Task objective:
Find the string "shortcut" in the records. Copy each line that has it.

Listed records:
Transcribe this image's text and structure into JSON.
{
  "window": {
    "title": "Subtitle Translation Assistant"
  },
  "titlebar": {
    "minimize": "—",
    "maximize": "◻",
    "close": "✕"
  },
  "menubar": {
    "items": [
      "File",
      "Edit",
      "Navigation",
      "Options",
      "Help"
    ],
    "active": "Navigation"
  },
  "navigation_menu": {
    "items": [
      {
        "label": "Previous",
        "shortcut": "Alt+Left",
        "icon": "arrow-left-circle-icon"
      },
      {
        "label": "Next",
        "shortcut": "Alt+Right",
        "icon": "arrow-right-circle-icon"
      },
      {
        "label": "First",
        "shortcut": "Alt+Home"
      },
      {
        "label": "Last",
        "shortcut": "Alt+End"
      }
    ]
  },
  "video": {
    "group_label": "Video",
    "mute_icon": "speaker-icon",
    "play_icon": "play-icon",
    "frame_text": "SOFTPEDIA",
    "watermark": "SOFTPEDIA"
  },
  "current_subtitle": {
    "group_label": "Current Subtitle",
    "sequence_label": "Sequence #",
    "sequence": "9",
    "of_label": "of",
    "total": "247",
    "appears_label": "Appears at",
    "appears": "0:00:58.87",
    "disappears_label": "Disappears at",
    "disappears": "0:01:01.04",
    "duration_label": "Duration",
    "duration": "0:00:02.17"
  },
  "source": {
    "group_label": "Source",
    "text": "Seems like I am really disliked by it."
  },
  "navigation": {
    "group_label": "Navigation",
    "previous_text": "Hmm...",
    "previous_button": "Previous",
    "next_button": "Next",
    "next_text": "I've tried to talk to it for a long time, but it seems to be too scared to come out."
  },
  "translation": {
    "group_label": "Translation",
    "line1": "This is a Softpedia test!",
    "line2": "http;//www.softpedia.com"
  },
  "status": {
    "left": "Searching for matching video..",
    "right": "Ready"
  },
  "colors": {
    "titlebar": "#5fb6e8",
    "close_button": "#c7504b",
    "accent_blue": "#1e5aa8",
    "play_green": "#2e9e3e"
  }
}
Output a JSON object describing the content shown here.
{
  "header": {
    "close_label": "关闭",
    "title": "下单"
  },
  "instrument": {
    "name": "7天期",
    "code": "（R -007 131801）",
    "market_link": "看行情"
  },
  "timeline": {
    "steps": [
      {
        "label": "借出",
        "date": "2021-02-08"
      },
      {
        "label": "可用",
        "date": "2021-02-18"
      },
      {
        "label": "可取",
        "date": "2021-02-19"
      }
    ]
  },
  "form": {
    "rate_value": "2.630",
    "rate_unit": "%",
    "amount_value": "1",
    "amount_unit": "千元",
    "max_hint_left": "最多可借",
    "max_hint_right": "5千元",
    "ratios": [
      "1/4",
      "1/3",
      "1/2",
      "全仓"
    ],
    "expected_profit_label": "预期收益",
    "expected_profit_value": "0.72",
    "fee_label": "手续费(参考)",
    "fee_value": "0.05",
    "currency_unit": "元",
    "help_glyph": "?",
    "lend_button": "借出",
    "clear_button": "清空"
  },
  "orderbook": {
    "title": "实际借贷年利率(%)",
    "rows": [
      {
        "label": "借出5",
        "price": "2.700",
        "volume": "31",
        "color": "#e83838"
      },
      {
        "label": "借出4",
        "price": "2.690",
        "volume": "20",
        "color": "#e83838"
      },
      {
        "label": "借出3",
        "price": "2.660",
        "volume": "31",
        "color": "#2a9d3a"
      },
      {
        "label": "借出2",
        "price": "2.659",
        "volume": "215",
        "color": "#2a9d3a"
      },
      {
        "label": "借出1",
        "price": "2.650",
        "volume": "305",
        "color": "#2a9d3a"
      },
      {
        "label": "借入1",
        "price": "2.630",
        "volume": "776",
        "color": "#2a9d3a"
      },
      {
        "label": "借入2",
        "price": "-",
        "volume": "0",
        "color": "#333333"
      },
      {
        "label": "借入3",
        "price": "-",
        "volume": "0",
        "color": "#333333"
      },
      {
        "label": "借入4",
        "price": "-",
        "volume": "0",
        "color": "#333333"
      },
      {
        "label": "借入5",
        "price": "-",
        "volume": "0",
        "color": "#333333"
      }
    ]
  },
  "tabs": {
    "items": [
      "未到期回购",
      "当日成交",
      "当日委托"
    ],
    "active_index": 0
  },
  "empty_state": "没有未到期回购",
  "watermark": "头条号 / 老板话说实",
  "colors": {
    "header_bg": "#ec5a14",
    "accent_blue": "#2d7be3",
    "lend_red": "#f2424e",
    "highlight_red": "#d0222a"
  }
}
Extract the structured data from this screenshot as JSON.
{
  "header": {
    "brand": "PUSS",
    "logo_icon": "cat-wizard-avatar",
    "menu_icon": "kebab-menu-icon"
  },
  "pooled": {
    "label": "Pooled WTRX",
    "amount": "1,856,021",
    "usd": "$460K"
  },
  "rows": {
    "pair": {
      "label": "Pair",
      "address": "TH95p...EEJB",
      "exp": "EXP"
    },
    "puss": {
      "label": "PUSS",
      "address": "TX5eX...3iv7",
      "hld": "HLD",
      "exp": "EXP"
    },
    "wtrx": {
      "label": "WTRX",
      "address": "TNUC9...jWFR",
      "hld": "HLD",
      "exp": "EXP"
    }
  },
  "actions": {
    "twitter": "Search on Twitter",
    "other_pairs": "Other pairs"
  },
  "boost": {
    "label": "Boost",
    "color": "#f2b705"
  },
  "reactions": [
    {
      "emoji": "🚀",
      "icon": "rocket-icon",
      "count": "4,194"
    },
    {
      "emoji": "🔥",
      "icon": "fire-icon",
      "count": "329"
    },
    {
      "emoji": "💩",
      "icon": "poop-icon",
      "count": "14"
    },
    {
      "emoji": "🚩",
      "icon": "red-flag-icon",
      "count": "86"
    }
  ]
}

Answer space:
        "shortcut": "Alt+Left",
        "shortcut": "Alt+Right",
        "shortcut": "Alt+Home"
        "shortcut": "Alt+End"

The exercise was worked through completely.